[Entries shown — start]

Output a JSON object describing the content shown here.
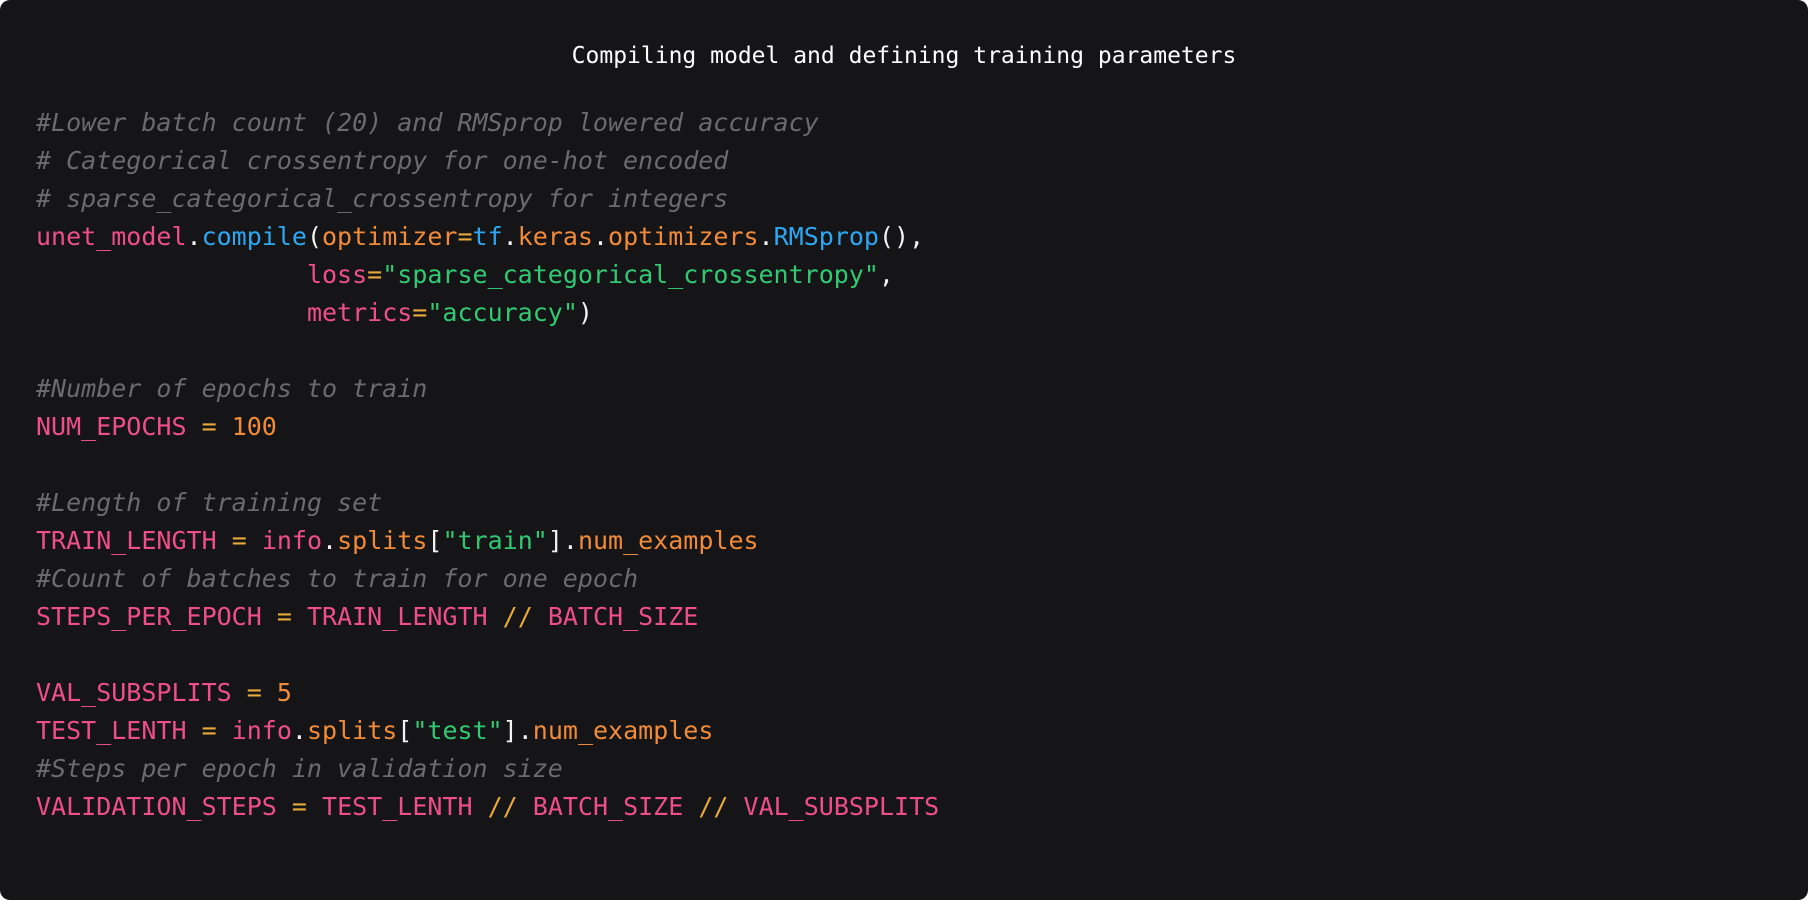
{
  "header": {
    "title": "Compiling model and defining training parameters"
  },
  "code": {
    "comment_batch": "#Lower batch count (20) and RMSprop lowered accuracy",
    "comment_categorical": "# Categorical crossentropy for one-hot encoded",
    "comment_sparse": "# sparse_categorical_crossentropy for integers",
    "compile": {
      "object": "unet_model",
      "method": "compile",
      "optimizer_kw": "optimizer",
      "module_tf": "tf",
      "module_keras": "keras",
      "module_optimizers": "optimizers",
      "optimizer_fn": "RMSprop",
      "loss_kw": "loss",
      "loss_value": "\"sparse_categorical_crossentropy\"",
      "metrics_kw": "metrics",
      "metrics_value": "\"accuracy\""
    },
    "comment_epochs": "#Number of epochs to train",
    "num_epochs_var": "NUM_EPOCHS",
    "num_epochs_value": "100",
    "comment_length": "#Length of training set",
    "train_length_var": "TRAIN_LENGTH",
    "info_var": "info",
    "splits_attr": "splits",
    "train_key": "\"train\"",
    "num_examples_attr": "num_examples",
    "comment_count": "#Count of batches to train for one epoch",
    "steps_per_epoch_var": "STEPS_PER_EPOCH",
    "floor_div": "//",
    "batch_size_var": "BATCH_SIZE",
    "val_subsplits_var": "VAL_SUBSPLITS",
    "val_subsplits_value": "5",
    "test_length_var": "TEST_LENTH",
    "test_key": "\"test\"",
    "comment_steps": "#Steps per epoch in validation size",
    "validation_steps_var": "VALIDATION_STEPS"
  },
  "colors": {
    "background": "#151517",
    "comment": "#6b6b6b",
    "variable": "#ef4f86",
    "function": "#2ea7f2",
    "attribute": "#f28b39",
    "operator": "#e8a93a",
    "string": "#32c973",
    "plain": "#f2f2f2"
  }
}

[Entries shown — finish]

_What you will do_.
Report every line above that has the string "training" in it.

_Result for this exercise_.
    "title": "Compiling model and defining training parameters"
    "comment_length": "#Length of training set",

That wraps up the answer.